(Page and application data records)
----

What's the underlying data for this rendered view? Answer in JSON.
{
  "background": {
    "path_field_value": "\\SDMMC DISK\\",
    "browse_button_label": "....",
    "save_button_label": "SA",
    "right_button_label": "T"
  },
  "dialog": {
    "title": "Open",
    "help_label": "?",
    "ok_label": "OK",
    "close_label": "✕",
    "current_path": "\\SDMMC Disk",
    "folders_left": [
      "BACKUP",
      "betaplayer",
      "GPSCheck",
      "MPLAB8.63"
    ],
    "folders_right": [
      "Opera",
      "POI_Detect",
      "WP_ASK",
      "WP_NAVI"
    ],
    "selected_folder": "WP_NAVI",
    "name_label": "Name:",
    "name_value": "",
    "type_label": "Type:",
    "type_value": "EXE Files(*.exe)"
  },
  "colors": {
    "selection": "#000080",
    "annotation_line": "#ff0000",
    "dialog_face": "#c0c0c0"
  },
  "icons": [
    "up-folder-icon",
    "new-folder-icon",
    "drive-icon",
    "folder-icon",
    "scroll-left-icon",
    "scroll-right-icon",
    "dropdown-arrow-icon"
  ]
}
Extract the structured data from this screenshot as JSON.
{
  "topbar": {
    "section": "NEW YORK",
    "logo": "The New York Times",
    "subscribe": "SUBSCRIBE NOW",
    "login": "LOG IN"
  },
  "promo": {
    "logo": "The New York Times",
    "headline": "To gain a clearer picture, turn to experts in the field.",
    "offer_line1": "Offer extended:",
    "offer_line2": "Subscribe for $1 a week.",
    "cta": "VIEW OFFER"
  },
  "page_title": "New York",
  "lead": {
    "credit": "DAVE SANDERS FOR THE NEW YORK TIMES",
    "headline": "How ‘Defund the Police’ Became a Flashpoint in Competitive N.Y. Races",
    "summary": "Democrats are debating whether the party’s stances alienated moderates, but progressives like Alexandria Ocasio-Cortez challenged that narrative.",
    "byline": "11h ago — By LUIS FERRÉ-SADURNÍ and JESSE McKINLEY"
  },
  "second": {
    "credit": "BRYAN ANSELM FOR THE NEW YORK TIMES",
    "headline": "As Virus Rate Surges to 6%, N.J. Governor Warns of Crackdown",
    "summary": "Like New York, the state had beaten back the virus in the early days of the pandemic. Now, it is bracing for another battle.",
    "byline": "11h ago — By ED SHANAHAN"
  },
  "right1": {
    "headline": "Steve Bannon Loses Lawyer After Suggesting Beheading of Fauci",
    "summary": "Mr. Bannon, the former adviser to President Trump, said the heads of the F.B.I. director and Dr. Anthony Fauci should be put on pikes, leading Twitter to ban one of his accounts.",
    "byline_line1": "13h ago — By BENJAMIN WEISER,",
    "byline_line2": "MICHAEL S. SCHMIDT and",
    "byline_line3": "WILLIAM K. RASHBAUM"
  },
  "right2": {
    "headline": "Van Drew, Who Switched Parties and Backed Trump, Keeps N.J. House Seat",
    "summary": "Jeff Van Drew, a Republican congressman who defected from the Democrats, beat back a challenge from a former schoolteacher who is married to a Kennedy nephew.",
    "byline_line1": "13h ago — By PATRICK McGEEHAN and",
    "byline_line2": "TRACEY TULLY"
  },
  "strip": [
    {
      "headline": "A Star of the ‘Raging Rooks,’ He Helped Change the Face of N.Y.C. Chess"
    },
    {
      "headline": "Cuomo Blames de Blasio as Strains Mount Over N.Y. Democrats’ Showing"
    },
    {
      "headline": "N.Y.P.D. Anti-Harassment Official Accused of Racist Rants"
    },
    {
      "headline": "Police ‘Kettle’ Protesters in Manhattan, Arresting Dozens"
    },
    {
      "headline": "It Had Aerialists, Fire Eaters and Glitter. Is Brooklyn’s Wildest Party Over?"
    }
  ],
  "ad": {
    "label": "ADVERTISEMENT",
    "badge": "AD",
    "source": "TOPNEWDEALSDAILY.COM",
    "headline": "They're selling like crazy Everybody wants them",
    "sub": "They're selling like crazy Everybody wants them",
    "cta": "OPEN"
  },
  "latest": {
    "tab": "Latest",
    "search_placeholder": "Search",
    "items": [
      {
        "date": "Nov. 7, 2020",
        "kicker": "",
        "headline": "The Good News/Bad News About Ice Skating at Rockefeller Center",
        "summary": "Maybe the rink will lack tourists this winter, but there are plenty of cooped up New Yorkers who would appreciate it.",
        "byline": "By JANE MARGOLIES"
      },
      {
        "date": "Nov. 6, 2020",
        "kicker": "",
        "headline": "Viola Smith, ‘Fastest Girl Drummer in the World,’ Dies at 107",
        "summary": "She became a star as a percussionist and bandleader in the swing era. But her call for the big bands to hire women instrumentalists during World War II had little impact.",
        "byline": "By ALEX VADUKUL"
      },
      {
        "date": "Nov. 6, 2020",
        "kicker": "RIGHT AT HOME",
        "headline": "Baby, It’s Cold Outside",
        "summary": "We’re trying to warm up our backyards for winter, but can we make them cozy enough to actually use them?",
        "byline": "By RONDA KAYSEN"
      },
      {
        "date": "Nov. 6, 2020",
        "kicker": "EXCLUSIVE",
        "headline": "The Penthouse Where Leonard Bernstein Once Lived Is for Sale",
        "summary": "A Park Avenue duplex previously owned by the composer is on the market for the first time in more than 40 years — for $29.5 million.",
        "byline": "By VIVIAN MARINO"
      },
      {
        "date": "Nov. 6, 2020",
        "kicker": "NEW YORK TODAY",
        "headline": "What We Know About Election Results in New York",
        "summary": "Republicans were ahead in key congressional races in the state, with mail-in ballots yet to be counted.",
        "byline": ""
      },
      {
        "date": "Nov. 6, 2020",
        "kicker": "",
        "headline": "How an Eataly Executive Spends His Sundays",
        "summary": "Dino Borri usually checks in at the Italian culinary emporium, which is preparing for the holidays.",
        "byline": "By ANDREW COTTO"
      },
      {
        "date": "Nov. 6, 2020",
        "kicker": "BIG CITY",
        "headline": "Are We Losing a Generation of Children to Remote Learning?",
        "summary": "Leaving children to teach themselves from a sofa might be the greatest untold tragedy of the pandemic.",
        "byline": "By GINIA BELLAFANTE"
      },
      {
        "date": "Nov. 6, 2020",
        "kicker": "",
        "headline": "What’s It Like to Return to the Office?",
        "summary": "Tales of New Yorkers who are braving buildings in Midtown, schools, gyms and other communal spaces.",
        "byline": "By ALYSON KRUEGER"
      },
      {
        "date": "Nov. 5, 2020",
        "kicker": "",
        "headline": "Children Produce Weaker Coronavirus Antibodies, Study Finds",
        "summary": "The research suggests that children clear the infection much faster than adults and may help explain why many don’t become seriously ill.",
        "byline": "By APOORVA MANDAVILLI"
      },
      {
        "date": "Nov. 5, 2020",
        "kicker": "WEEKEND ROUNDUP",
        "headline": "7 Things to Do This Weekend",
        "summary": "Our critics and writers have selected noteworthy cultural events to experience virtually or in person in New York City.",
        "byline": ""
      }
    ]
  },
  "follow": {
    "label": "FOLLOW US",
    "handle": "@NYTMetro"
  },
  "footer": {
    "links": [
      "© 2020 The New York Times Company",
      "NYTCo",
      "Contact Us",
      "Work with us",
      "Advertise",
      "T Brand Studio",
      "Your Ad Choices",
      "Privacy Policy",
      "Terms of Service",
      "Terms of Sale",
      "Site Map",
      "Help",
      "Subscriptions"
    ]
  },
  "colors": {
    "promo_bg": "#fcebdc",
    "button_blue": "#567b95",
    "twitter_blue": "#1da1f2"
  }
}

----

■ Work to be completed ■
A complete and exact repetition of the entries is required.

■ Final answer ■
What's the underlying data for this rendered view? Answer in JSON.
{
  "background": {
    "path_field_value": "\\SDMMC DISK\\",
    "browse_button_label": "....",
    "save_button_label": "SA",
    "right_button_label": "T"
  },
  "dialog": {
    "title": "Open",
    "help_label": "?",
    "ok_label": "OK",
    "close_label": "✕",
    "current_path": "\\SDMMC Disk",
    "folders_left": [
      "BACKUP",
      "betaplayer",
      "GPSCheck",
      "MPLAB8.63"
    ],
    "folders_right": [
      "Opera",
      "POI_Detect",
      "WP_ASK",
      "WP_NAVI"
    ],
    "selected_folder": "WP_NAVI",
    "name_label": "Name:",
    "name_value": "",
    "type_label": "Type:",
    "type_value": "EXE Files(*.exe)"
  },
  "colors": {
    "selection": "#000080",
    "annotation_line": "#ff0000",
    "dialog_face": "#c0c0c0"
  },
  "icons": [
    "up-folder-icon",
    "new-folder-icon",
    "drive-icon",
    "folder-icon",
    "scroll-left-icon",
    "scroll-right-icon",
    "dropdown-arrow-icon"
  ]
}
Extract the structured data from this screenshot as JSON.
{
  "topbar": {
    "section": "NEW YORK",
    "logo": "The New York Times",
    "subscribe": "SUBSCRIBE NOW",
    "login": "LOG IN"
  },
  "promo": {
    "logo": "The New York Times",
    "headline": "To gain a clearer picture, turn to experts in the field.",
    "offer_line1": "Offer extended:",
    "offer_line2": "Subscribe for $1 a week.",
    "cta": "VIEW OFFER"
  },
  "page_title": "New York",
  "lead": {
    "credit": "DAVE SANDERS FOR THE NEW YORK TIMES",
    "headline": "How ‘Defund the Police’ Became a Flashpoint in Competitive N.Y. Races",
    "summary": "Democrats are debating whether the party’s stances alienated moderates, but progressives like Alexandria Ocasio-Cortez challenged that narrative.",
    "byline": "11h ago — By LUIS FERRÉ-SADURNÍ and JESSE McKINLEY"
  },
  "second": {
    "credit": "BRYAN ANSELM FOR THE NEW YORK TIMES",
    "headline": "As Virus Rate Surges to 6%, N.J. Governor Warns of Crackdown",
    "summary": "Like New York, the state had beaten back the virus in the early days of the pandemic. Now, it is bracing for another battle.",
    "byline": "11h ago — By ED SHANAHAN"
  },
  "right1": {
    "headline": "Steve Bannon Loses Lawyer After Suggesting Beheading of Fauci",
    "summary": "Mr. Bannon, the former adviser to President Trump, said the heads of the F.B.I. director and Dr. Anthony Fauci should be put on pikes, leading Twitter to ban one of his accounts.",
    "byline_line1": "13h ago — By BENJAMIN WEISER,",
    "byline_line2": "MICHAEL S. SCHMIDT and",
    "byline_line3": "WILLIAM K. RASHBAUM"
  },
  "right2": {
    "headline": "Van Drew, Who Switched Parties and Backed Trump, Keeps N.J. House Seat",
    "summary": "Jeff Van Drew, a Republican congressman who defected from the Democrats, beat back a challenge from a former schoolteacher who is married to a Kennedy nephew.",
    "byline_line1": "13h ago — By PATRICK McGEEHAN and",
    "byline_line2": "TRACEY TULLY"
  },
  "strip": [
    {
      "headline": "A Star of the ‘Raging Rooks,’ He Helped Change the Face of N.Y.C. Chess"
    },
    {
      "headline": "Cuomo Blames de Blasio as Strains Mount Over N.Y. Democrats’ Showing"
    },
    {
      "headline": "N.Y.P.D. Anti-Harassment Official Accused of Racist Rants"
    },
    {
      "headline": "Police ‘Kettle’ Protesters in Manhattan, Arresting Dozens"
    },
    {
      "headline": "It Had Aerialists, Fire Eaters and Glitter. Is Brooklyn’s Wildest Party Over?"
    }
  ],
  "ad": {
    "label": "ADVERTISEMENT",
    "badge": "AD",
    "source": "TOPNEWDEALSDAILY.COM",
    "headline": "They're selling like crazy Everybody wants them",
    "sub": "They're selling like crazy Everybody wants them",
    "cta": "OPEN"
  },
  "latest": {
    "tab": "Latest",
    "search_placeholder": "Search",
    "items": [
      {
        "date": "Nov. 7, 2020",
        "kicker": "",
        "headline": "The Good News/Bad News About Ice Skating at Rockefeller Center",
        "summary": "Maybe the rink will lack tourists this winter, but there are plenty of cooped up New Yorkers who would appreciate it.",
        "byline": "By JANE MARGOLIES"
      },
      {
        "date": "Nov. 6, 2020",
        "kicker": "",
        "headline": "Viola Smith, ‘Fastest Girl Drummer in the World,’ Dies at 107",
        "summary": "She became a star as a percussionist and bandleader in the swing era. But her call for the big bands to hire women instrumentalists during World War II had little impact.",
        "byline": "By ALEX VADUKUL"
      },
      {
        "date": "Nov. 6, 2020",
        "kicker": "RIGHT AT HOME",
        "headline": "Baby, It’s Cold Outside",
        "summary": "We’re trying to warm up our backyards for winter, but can we make them cozy enough to actually use them?",
        "byline": "By RONDA KAYSEN"
      },
      {
        "date": "Nov. 6, 2020",
        "kicker": "EXCLUSIVE",
        "headline": "The Penthouse Where Leonard Bernstein Once Lived Is for Sale",
        "summary": "A Park Avenue duplex previously owned by the composer is on the market for the first time in more than 40 years — for $29.5 million.",
        "byline": "By VIVIAN MARINO"
      },
      {
        "date": "Nov. 6, 2020",
        "kicker": "NEW YORK TODAY",
        "headline": "What We Know About Election Results in New York",
        "summary": "Republicans were ahead in key congressional races in the state, with mail-in ballots yet to be counted.",
        "byline": ""
      },
      {
        "date": "Nov. 6, 2020",
        "kicker": "",
        "headline": "How an Eataly Executive Spends His Sundays",
        "summary": "Dino Borri usually checks in at the Italian culinary emporium, which is preparing for the holidays.",
        "byline": "By ANDREW COTTO"
      },
      {
        "date": "Nov. 6, 2020",
        "kicker": "BIG CITY",
        "headline": "Are We Losing a Generation of Children to Remote Learning?",
        "summary": "Leaving children to teach themselves from a sofa might be the greatest untold tragedy of the pandemic.",
        "byline": "By GINIA BELLAFANTE"
      },
      {
        "date": "Nov. 6, 2020",
        "kicker": "",
        "headline": "What’s It Like to Return to the Office?",
        "summary": "Tales of New Yorkers who are braving buildings in Midtown, schools, gyms and other communal spaces.",
        "byline": "By ALYSON KRUEGER"
      },
      {
        "date": "Nov. 5, 2020",
        "kicker": "",
        "headline": "Children Produce Weaker Coronavirus Antibodies, Study Finds",
        "summary": "The research suggests that children clear the infection much faster than adults and may help explain why many don’t become seriously ill.",
        "byline": "By APOORVA MANDAVILLI"
      },
      {
        "date": "Nov. 5, 2020",
        "kicker": "WEEKEND ROUNDUP",
        "headline": "7 Things to Do This Weekend",
        "summary": "Our critics and writers have selected noteworthy cultural events to experience virtually or in person in New York City.",
        "byline": ""
      }
    ]
  },
  "follow": {
    "label": "FOLLOW US",
    "handle": "@NYTMetro"
  },
  "footer": {
    "links": [
      "© 2020 The New York Times Company",
      "NYTCo",
      "Contact Us",
      "Work with us",
      "Advertise",
      "T Brand Studio",
      "Your Ad Choices",
      "Privacy Policy",
      "Terms of Service",
      "Terms of Sale",
      "Site Map",
      "Help",
      "Subscriptions"
    ]
  },
  "colors": {
    "promo_bg": "#fcebdc",
    "button_blue": "#567b95",
    "twitter_blue": "#1da1f2"
  }
}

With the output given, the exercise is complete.